Sung to the tune of “Out of this World,” by The Cure.
I love it when people say things like, “It’s been [insert impressive length of time] since my last bipolar episode.” I love it, of course, because for me, it’s utter nonsense.
Really, bipolar disorder is one long episode, measurable on a maddening mixed and moving spectrum of function and mood ranging from tranquility to terrifying turmoil, from publishing 1,000 words in a day to not answering the phone, from hitting that sought-after photo spot-on to lying in bed with no discernible thoughts — and with all kinds of overlapping, interlinking vectors like “working on tasks” and “sustaining relationships” and keeping “balance while standing on rounded stones,” emerging from the central spectrum and shooting randomly off into space. There is no “period” in daily life during which bipolar disorder does not exist as an episode.
I love it when people say things like, “Whatever you do, don’t let your illness define you.” I love it, of course, because for me, it’s complete nonsense. My bipolar disorder meticulously defines me and everything I think and say and do. Really, on any given day — on every single day — I either do the things I do because of my bipolar disorder, or I do the things I do in spite of my bipolar disorder. There is no moment of my day that is not defined by my bipolar disorder and how I respond to it. Success — resistance to collapse — is measured (not always neatly) on another spectrum, ranging from “It was a tough day but I managed not to dissolve into abject depression” to “I spent the morning skittering down the road, on the edge of control or entirely out of control, or angry, looking for trouble, and really hoping I find it.”
I love it when people write helpful articles like, “How to Get Things Done When You’re Depressed.” I love it, of course, because for me, it’s complete nonsense. If I can get things done, then it’s certainly possible that I may be a little off my game, but I’m not truly depressed — not in the way that slugs me in the gut and the pain saps me of all my energy. I know, I just spent 500 words writing about measuring everything on spectrums, and depression should be measurable on a spectrum, as well. And in some episodes, it can be; in others, it’s more like a binary: You’re depressed, or you’re not depressed.
I love it when people say things like, “Keep your coping skills close at hand — write them down so you can remember them” — so when things get dicy, I can remind myself what my coping strategies are and switch them on like the pastel holiday lights that encircle the headboard of my bed. I love it, of course, because for me, it’s complete nonsense. Really, my coping skills are for times I don’t need coping skills — when clear, rational thought drives me on its glorious own, when I know the answer to the question before I ask it — and the answer is helpful, not disruptive. I’ve been in loads of meetings in which teaching coping skills was a primary goal. For my part, I can attest that 1. Coping skills are minor distractions of the meetings, intended but not guaranteed to put me back in control of my day, of my own actions, of my own thoughts — and 2. Coping skills are most often photocopied platitudes offered by always well-meaning clinicians who have success using their own coping skills in their own daily lives because they do not face the demons that visit the lives of people like me.

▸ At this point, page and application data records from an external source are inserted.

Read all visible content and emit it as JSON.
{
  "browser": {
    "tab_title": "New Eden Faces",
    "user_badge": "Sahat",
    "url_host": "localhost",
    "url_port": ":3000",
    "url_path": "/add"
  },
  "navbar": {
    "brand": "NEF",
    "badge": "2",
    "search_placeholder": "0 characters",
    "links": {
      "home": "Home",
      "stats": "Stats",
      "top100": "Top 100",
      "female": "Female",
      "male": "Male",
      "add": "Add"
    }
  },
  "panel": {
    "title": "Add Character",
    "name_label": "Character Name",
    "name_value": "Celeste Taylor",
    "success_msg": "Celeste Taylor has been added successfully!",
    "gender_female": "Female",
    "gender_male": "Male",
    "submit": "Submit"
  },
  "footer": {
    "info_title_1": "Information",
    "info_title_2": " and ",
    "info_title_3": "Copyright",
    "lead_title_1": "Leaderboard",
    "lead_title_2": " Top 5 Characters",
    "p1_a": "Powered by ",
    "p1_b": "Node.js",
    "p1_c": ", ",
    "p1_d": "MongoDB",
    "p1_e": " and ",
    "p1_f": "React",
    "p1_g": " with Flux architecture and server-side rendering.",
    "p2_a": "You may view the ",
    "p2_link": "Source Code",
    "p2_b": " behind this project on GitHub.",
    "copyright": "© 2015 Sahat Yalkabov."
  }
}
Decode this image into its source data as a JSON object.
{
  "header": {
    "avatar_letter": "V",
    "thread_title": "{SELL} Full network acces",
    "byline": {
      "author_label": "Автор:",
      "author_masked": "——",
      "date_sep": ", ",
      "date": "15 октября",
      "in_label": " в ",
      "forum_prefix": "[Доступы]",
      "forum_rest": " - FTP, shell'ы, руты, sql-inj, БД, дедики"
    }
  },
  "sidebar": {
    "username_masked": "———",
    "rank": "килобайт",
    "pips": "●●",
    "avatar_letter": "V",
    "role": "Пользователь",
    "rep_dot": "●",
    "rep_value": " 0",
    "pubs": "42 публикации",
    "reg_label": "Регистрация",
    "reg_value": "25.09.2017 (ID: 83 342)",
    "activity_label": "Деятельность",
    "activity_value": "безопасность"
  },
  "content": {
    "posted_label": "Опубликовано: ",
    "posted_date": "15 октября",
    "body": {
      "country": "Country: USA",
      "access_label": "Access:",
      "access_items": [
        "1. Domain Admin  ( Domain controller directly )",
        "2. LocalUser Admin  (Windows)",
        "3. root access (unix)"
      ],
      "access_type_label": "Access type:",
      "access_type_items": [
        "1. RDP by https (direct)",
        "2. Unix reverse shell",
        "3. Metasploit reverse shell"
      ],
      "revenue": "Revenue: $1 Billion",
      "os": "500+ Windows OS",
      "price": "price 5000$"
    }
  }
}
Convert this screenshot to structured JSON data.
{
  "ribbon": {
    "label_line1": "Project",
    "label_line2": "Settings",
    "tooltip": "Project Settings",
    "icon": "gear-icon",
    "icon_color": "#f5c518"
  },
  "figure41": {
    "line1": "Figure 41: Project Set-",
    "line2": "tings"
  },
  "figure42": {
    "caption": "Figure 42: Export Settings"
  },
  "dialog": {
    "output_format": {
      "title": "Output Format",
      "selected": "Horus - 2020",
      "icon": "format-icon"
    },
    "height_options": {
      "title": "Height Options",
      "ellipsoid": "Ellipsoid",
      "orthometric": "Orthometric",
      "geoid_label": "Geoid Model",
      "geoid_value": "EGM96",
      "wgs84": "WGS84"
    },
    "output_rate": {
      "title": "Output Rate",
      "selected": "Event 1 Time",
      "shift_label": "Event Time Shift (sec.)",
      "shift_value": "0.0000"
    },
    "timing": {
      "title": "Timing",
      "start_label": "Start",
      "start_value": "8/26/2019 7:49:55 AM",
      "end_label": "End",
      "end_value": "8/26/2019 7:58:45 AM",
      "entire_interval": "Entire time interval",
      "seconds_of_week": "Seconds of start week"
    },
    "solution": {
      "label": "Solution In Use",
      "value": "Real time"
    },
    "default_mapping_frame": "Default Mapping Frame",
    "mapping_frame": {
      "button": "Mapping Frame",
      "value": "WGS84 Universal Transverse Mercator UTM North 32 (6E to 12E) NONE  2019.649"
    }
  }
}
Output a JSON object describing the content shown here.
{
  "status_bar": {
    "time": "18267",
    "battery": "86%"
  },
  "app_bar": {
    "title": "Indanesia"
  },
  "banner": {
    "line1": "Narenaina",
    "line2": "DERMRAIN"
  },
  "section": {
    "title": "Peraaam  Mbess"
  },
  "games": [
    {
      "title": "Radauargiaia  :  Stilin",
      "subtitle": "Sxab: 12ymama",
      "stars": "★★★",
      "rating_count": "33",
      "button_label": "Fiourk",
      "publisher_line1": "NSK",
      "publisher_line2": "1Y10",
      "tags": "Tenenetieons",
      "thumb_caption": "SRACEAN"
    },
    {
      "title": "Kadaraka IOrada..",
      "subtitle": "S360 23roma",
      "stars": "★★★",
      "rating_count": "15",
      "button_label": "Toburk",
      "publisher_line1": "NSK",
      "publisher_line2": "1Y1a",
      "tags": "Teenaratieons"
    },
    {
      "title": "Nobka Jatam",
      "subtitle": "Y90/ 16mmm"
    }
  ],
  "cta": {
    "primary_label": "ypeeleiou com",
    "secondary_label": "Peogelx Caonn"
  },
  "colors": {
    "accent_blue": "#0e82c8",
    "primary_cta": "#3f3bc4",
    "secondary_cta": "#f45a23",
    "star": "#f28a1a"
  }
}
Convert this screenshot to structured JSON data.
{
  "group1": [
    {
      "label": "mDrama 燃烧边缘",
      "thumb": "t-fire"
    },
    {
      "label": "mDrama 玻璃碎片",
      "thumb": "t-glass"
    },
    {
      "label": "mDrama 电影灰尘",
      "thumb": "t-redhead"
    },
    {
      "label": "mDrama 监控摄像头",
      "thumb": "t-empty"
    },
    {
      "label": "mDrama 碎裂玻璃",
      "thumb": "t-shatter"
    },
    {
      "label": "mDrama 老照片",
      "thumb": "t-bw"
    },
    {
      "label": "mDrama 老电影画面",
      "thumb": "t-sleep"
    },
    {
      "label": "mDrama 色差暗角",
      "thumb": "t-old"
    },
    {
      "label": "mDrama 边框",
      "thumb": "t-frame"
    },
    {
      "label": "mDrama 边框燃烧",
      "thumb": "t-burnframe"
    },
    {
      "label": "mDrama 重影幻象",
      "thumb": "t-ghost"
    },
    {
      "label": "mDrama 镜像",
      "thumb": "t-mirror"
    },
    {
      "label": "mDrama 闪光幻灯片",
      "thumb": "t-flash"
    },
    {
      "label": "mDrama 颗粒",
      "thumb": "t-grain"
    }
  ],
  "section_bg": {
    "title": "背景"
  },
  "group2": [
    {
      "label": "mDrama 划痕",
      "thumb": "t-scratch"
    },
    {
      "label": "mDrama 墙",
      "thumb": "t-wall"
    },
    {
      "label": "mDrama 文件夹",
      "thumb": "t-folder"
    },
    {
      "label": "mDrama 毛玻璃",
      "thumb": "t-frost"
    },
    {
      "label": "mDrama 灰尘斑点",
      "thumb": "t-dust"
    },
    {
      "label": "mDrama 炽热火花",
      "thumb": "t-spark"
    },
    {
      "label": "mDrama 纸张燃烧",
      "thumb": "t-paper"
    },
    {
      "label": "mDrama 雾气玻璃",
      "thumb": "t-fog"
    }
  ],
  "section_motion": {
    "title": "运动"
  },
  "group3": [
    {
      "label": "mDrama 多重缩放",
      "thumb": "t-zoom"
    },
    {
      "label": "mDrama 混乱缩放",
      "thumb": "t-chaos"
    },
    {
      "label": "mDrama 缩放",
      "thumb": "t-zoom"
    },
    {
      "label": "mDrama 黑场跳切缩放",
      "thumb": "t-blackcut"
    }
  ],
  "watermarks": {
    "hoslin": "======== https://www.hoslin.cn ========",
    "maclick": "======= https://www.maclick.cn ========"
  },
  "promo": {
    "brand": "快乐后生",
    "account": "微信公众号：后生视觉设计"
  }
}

Here’s the only coping skill that’s ever worked for me to any significant degree. It’s comprehensive and simple, usually repeatable, a four-step strategy for crisis and recovery: 1 Crisis; 2 Protection from daily life; 3 Reintroduction to daily life; 4 Just wait it out — find some way to float through the residual storm until the crest of that big wave has hit the beach and the water is gently returning to the sea.